# Determine if a vector is in the span of vectors

The method I'm using to solve this is to form an augmented matrix then use Row Reduction. However, I was wondering to what extent would I stop doing Row Reduction?

I know that the vector is in the span of vectors as long as the solution is consistent. I just don't know when to stop using Row Reduction.

I am also aware that there are other posts on this, but no one specifies when you should stop using Row Reduction.

• Once you determine the rank you can stop using row reduction. You don't need to solve completely, you just need to show that solution exists. – Sonal_sqrt Feb 28 '18 at 2:48

We do row reducing operations in order to determine whether given vectors (spanning vectors and the vector we are checking) are linearly independent or not. To do that, we try to find Row Echelon Form of that matrix.

Since you are asking when to stop, I would say Row Echelon Form has some properties and when you get to a matrix satisfying those, then you are done. Those properties are:

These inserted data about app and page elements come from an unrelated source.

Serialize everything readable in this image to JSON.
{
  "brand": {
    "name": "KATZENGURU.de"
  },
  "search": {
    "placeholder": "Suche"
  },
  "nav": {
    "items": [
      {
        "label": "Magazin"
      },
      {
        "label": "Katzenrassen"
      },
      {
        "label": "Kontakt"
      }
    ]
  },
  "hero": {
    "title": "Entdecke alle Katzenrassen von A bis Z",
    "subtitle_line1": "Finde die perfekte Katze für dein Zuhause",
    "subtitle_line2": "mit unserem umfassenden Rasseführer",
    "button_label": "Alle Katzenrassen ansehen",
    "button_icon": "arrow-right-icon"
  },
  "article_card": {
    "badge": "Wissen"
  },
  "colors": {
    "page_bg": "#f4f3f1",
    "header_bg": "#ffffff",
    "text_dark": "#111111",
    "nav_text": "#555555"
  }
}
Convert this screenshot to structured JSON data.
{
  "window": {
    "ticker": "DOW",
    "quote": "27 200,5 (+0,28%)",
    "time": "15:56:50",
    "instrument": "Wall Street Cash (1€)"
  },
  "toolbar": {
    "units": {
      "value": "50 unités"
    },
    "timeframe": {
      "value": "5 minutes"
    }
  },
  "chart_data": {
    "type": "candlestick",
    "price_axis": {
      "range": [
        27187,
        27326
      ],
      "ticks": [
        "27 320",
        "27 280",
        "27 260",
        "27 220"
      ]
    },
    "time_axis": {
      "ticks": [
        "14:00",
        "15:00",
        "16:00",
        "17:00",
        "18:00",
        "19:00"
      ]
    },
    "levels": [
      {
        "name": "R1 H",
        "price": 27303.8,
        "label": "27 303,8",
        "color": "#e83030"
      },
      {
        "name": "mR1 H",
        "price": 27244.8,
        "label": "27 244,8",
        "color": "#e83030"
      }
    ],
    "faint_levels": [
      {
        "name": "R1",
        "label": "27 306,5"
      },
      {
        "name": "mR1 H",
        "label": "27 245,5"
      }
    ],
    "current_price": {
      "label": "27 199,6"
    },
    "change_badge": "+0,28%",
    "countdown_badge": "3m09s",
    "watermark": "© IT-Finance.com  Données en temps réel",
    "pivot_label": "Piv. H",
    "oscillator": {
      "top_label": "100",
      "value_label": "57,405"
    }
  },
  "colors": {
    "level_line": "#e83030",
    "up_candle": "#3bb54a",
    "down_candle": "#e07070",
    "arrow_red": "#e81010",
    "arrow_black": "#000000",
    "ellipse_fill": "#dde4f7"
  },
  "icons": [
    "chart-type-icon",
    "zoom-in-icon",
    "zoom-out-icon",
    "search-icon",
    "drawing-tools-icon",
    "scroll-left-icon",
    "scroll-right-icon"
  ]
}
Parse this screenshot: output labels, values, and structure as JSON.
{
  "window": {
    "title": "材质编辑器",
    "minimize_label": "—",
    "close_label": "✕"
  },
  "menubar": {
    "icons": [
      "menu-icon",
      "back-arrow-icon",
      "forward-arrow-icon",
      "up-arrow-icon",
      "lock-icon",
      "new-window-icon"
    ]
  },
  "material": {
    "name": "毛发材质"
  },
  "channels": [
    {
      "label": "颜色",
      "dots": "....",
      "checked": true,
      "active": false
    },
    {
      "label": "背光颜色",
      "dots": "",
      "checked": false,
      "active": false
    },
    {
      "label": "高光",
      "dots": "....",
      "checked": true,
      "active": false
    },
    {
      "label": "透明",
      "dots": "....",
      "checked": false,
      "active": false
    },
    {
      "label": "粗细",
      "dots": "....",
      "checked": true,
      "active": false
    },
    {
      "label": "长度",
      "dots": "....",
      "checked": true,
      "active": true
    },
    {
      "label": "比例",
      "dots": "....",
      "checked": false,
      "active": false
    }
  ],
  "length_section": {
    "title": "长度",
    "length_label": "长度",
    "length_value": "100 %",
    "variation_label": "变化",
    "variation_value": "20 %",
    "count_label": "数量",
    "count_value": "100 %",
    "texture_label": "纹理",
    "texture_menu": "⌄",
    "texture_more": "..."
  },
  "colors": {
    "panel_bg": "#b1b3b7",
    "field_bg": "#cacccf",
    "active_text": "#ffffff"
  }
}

• All nonzero rows (rows with at least one nonzero element) are above any rows of all zeroes (all zero rows, if any, belong at the bottom of the matrix),

• the leading coefficient (the first nonzero number from the left, also called the pivot) of a nonzero row is always strictly to the right of the leading coefficient of the row above it (some texts add the condition that the leading coefficient must be $1$).

(source: https://en.wikipedia.org/wiki/Row_echelon_form If you check here, there are examples of matrices that are in Row Echelon Form. I suggest you to see them in order to fully understand the properties)

When matrix is in this form, number of non-zero rows gives us the rank of that matrix and when rank is equal to number of vector i.e. number of columns, we can say that vectors are linearly independent. Otherwise, if we have a zero row, it means that at least one of the vectors can be written in linear combination of others therefore they are linearly dependent.

• Thank you. This is just the response that I needed! May I ask, what is meant when you say linearly independant? – Michael Johnson Feb 28 '18 at 3:09
• Nevermind I just read the response again and I get it now. Thanks again! – Michael Johnson Feb 28 '18 at 3:10
• Linearly independent means we can't write one of the vectors with respect to linear combination of other vectors. In other words, we can also say that if vectors $\vec{v_1}, \vec{v_2}, \vec{v_3}$ are linearly independent, then $a_1\vec{v_1} + a_2\vec{v_2} + a_3\vec{v_3} = 0$ if and only if $a_1 = a_2 = a_3 = 0$. And you are welcome :) – ArsenBerk Feb 28 '18 at 3:11